Now, just in case you are not au fait with this piece of writing, it is legend!
Firstly, Luther’s Ninety-Five Theses was not written in ’95 in whatever century you might like to choose. It has come to been known as such because it contains 95 points or theses (plural of thesis) 🙂
The second thing to know is that Luther’s Ninety-Five Theses is not a great protestant declaration, but rather an anti-16th-century-Catholic-abuse declaration. The full title of the writing is called, The Disputation on the Power and Efficacy of Indulgences. In short, Luther was railing against the Catholic practice of selling indulgences so that God would do away with one’s temporal punishment for sins already forgiven.
Let’s say this era wasn’t the high point of the Catholic Church.
The point of this post however is thesis number 92:
92. Away, then, with all those prophets who say to the people of Christ, ‘Peace, peace,’ and there is no peace!
I am reminded of Colossians 1 where we read about Paul speaking about how the gospel was bearing fruit in the lives of the Colossian believers since the day they first heard it from the great man Epaphras (1:6-7). The Colossians were not promised fruit but deprived of the seed that produced it, not at all! The gospel was given and fruit was produced.
To demonstrate that they have not been deprived of the fruit producing agent Paul continues to tell them the gospel. Having just stated the gospel, Paul states emphatically in 1:23, ‘This is the gospel that you heard and that has been proclaimed to every creature under heaven, and of which I, Paul, have become a servant’.
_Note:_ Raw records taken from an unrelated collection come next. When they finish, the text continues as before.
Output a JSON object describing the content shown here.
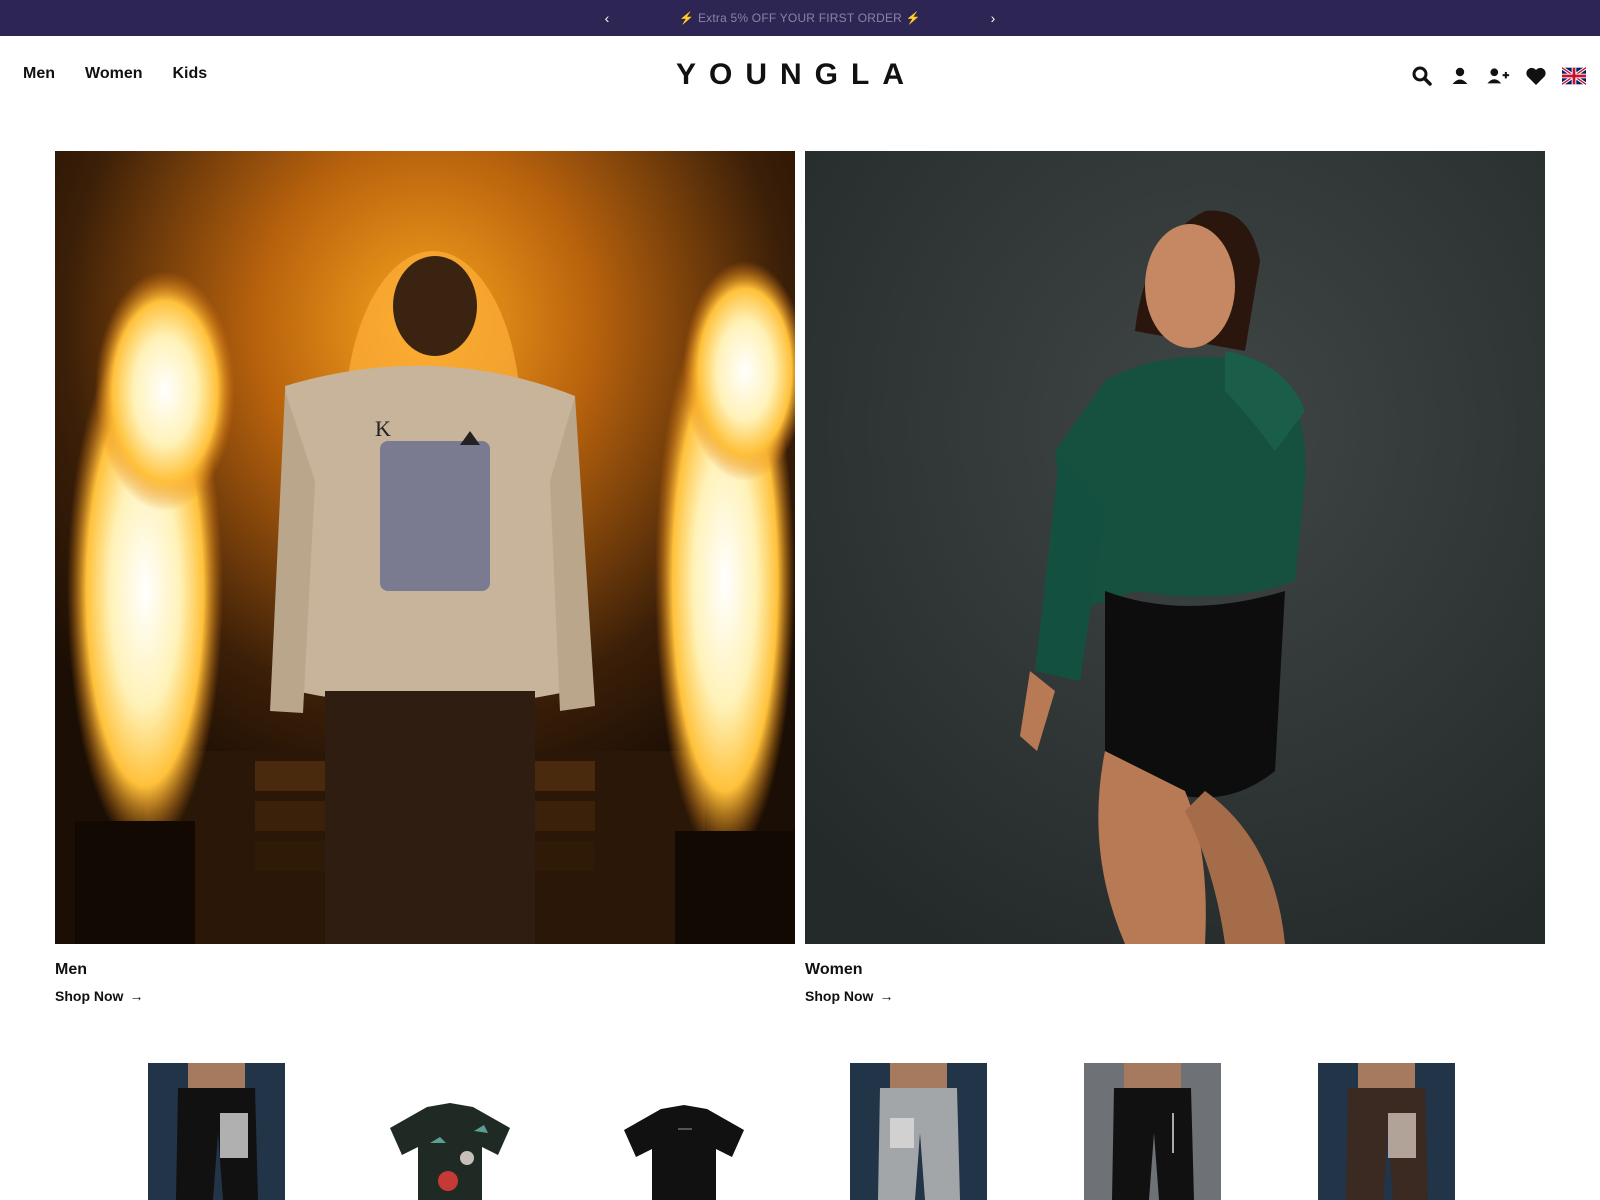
{
  "announcement": {
    "message": "⚡ Extra 5% OFF YOUR FIRST ORDER ⚡",
    "prev_icon": "‹",
    "next_icon": "›"
  },
  "header": {
    "nav": [
      "Men",
      "Women",
      "Kids"
    ],
    "logo": "YOUNGLA",
    "icons": [
      "search-icon",
      "account-icon",
      "register-icon",
      "wishlist-icon",
      "uk-flag-icon"
    ]
  },
  "tiles": [
    {
      "title": "Men",
      "cta": "Shop Now",
      "arrow": "→"
    },
    {
      "title": "Women",
      "cta": "Shop Now",
      "arrow": "→"
    }
  ],
  "products": [
    {
      "image": "black-joggers-photo"
    },
    {
      "image": "black-tee-floral-print-photo"
    },
    {
      "image": "black-tee-plain-photo"
    },
    {
      "image": "grey-joggers-photo"
    },
    {
      "image": "black-joggers-vertical-text-photo"
    },
    {
      "image": "brown-joggers-photo"
    }
  ],
  "colors": {
    "announcement_bg": "#2d2554",
    "text": "#111111"
  }
}
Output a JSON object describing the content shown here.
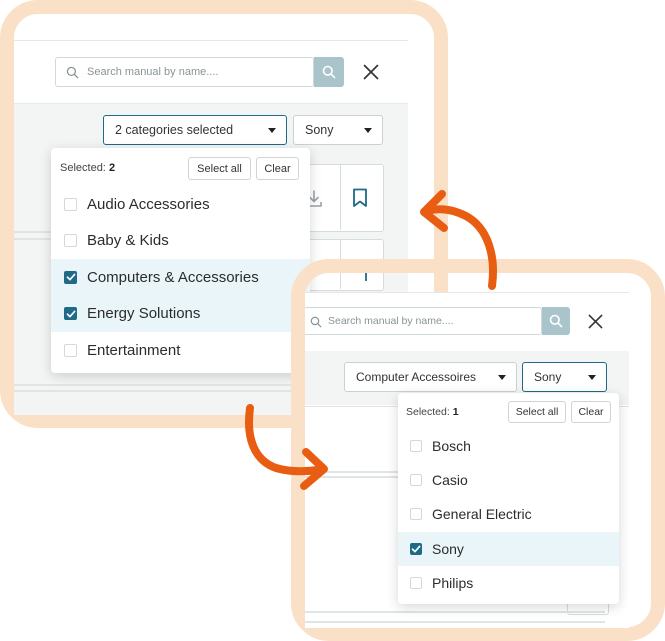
{
  "colors": {
    "frame": "#fbe0c8",
    "arrow": "#e85d12",
    "accent": "#1e6a87",
    "search_button": "#a9c5cb",
    "selected_row": "#e9f5f9"
  },
  "panel_a": {
    "search": {
      "placeholder": "Search manual by name....",
      "icon": "search-icon"
    },
    "close_icon": "close-icon",
    "category_dropdown": {
      "value": "2 categories selected"
    },
    "brand_dropdown": {
      "value": "Sony"
    },
    "menu": {
      "selected_label": "Selected:",
      "selected_count": "2",
      "select_all": "Select all",
      "clear": "Clear",
      "options": [
        {
          "label": "Audio Accessories",
          "checked": false
        },
        {
          "label": "Baby & Kids",
          "checked": false
        },
        {
          "label": "Computers & Accessories",
          "checked": true
        },
        {
          "label": "Energy Solutions",
          "checked": true
        },
        {
          "label": "Entertainment",
          "checked": false
        }
      ]
    },
    "card_icons": [
      "download-icon",
      "bookmark-icon"
    ]
  },
  "panel_b": {
    "search": {
      "placeholder": "Search manual by name....",
      "icon": "search-icon"
    },
    "close_icon": "close-icon",
    "category_dropdown": {
      "value": "Computer Accessoires"
    },
    "brand_dropdown": {
      "value": "Sony"
    },
    "menu": {
      "selected_label": "Selected:",
      "selected_count": "1",
      "select_all": "Select all",
      "clear": "Clear",
      "options": [
        {
          "label": "Bosch",
          "checked": false
        },
        {
          "label": "Casio",
          "checked": false
        },
        {
          "label": "General Electric",
          "checked": false
        },
        {
          "label": "Sony",
          "checked": true
        },
        {
          "label": "Philips",
          "checked": false
        }
      ]
    }
  }
}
Luther is calling the Catholic money machine out on this one and saying that they promised the world, but delivered an atlas. They promise so much through the indulgences and the like, but in fact did nothing more than empty their pockets.
They promised peace, but they received nothing.
Would we dare do the same? Offer something that the cross does not give? Or perhaps worse, offer what the cross gives, but neglect to communicate the cross?
How dare Christians offer peace through the cross (95th thesis) and instead provide shackles, hostility and burden. How dare we offer salvation but teach law and condemnation in the name of eliciting personal change.
Luther says, ‘Away with them!’
It might not be the 16th century and we might not be Catholic, but we can abuse, subjugate, and withhold blessing from the church just as well by withholding the gospel and thus its fruit from the church if it is not explicitly communicated.
Let’s not pretend or assume to teach the gospel, let’s teach it. If you not teaching the content of the gospel then you are not teaching the gospel:
I Corinthians 15:1-8
Now, brothers and sisters, I want to remind you of the gospel I preached to you, which you received and on which you have taken your stand. 2 By this gospel you are saved, if you hold firmly to the word I preached to you. Otherwise, you have believed in vain.
3 For what I received I passed on to you as of first importance: that Christ died for our sins according to the Scriptures, 4 that he was buried, that he was raised on the third day according to the Scriptures, 5 and that he appeared to Cephas, and then to the Twelve. 6 After that, he appeared to more than five hundred of the brothers and sisters at the same time, most of whom are still living, though some have fallen asleep.
This is the gospel that bears fruit.